  7. To add the subnet to the virtual network that you selected, click OK.

Commands

Tool Command
Azure CLI az network vnet subnet create
PowerShell New-AzureRmVirtualNetworkSubnetConfig, Add-AzureRmVirtualNetworkSubnetConfig

Change subnet settings

You can change network security groups, route tables, and user access to a subnet by managing resources that are in a subnet. To learn about these settings, in Add a subnet, see step 6. If you want to change the address space of a subnet, you must first delete any resources that are in the subnet. The steps you take to delete a resource vary depending on the resource. To learn how to delete resources that are in subnets, read the documentation for each resource type that you want to delete. To change the address range for a subnet:

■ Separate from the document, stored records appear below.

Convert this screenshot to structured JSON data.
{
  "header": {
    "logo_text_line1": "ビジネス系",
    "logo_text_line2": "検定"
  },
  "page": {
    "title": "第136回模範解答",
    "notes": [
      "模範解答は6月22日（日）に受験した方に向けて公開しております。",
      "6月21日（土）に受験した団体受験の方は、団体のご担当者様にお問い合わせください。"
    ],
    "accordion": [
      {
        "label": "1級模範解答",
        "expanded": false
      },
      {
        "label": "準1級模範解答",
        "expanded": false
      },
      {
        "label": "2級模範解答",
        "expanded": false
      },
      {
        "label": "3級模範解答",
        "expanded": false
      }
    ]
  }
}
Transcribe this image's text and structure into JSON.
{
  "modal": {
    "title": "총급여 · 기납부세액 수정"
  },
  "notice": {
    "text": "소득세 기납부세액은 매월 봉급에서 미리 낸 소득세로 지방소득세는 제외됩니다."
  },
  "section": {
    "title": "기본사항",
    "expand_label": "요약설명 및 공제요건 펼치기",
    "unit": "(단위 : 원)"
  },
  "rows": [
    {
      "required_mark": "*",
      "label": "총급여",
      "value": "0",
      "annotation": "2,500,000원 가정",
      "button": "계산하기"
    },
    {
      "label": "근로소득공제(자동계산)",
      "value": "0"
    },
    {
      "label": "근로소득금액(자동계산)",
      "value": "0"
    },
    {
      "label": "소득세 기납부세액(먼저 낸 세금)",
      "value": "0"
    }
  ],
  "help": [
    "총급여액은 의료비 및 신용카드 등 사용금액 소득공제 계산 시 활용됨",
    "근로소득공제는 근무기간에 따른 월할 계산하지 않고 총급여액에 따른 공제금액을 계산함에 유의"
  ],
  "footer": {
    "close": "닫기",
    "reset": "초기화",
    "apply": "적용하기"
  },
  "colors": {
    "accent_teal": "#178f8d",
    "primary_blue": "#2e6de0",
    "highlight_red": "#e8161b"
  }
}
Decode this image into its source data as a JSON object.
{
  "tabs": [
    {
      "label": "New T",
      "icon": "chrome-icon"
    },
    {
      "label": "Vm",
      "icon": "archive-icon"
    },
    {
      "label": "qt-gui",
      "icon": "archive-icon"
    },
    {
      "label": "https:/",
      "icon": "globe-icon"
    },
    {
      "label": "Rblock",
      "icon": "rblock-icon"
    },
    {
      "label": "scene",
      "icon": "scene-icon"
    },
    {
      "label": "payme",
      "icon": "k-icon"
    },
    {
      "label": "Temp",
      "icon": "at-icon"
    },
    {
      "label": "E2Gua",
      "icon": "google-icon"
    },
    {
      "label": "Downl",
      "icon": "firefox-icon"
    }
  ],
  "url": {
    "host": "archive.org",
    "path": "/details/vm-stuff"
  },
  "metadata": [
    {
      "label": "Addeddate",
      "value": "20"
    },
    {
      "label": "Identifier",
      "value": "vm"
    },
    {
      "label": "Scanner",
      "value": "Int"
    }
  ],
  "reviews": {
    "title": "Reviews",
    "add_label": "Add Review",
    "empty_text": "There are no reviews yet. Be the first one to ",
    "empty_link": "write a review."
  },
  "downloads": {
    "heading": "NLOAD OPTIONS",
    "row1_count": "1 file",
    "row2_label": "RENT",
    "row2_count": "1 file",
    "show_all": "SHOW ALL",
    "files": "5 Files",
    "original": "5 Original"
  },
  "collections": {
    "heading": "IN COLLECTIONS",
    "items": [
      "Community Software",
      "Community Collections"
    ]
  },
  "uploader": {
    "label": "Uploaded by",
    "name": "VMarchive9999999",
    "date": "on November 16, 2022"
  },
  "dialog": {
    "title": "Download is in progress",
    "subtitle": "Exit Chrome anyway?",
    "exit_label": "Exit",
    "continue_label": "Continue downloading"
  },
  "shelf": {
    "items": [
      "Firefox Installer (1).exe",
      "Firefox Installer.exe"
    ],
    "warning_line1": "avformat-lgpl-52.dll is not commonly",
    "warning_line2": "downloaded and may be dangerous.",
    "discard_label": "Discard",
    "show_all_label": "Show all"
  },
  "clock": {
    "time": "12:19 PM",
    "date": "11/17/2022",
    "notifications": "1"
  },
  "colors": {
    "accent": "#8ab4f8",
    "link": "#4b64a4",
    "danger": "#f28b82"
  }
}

  1. Sign in to the portal with an account that is assigned permissions for the Network Contributor role (at a minimum) for your subscription. To learn more about assigning roles and permissions to accounts, see Built-in roles for Azure role-based access control.
  2. In the portal search box, enter virtual networks. In the search results, click Virtual networks.
  3. On the Virtual networks blade, click the virtual network for which you want to change a subnet address range.
  4. Click the subnet for which you want to change the address range.
  5. On the subnet blade, in the Address range box, enter the new address range. The range must be unique within the address space for the virtual network. The range cannot overlap with other subnet address ranges within the virtual network. The address space must be specified by using CIDR notation. For example, in a virtual network with address space 10.0.0.0/16, you might define a subnet address space of 10.0.0.0/24. The smallest range you can specify is /29, which provides eight IP addresses for the subnet. Azure reserves the first and last address in each subnet for protocol conformance. Three additional addresses are reserved for Azure service usage. As a result, a subnet with a /29 address range has three usable IP addresses. If you plan to connect a virtual network to a VPN gateway, you must create a gateway subnet. Learn more about specific address range considerations for gateway subnets. You can change the address range after the subnet is created, under specific conditions. To learn how to change a subnet address range, see Change subnet settings in this article.
  6. Click Save.

Commands

Tool Command
Azure CLI az network vnet subnet update
PowerShell Set-AzureRmVirtualNetworkSubnetConfig

Delete a subnet

You can delete a subnet only if there are no resources in the subnet. If there are resources in the subnet, you must delete the resources that are in the subnet before you can delete the subnet. The steps you take to delete a resource vary depending on the resource. To learn how to delete resources that are in subnets, read the documentation for each resource type that you want to delete. To delete a subnet:

  1. Sign in to the portal with an account that is assigned permissions for the Network Contributor role (at a minimum) for your subscription. To learn more about assigning roles and permissions to accounts, see Built-in roles for Azure role-based access control.
  2. In the portal search box, enter virtual networks. In the search results, click Virtual networks.
  3. On the Virtual networks blade, click the virtual network you want to delete a subnet from.
  4. On the virtual network blade, under SETTINGS, click Subnets.
  5. In the list of subnets that appears on the subnets blade, right-click the subnet you want to delete, click Delete, and then click Yes to delete the subnet.

Commands

Tool Command
Azure CLI az network vnet delete
PowerShell Remove-AzureRmVirtualNetworkSubnetConfig

Next steps

To create a virtual machine in a subnet, see Create a virtual network and deploy VMs in the subnet.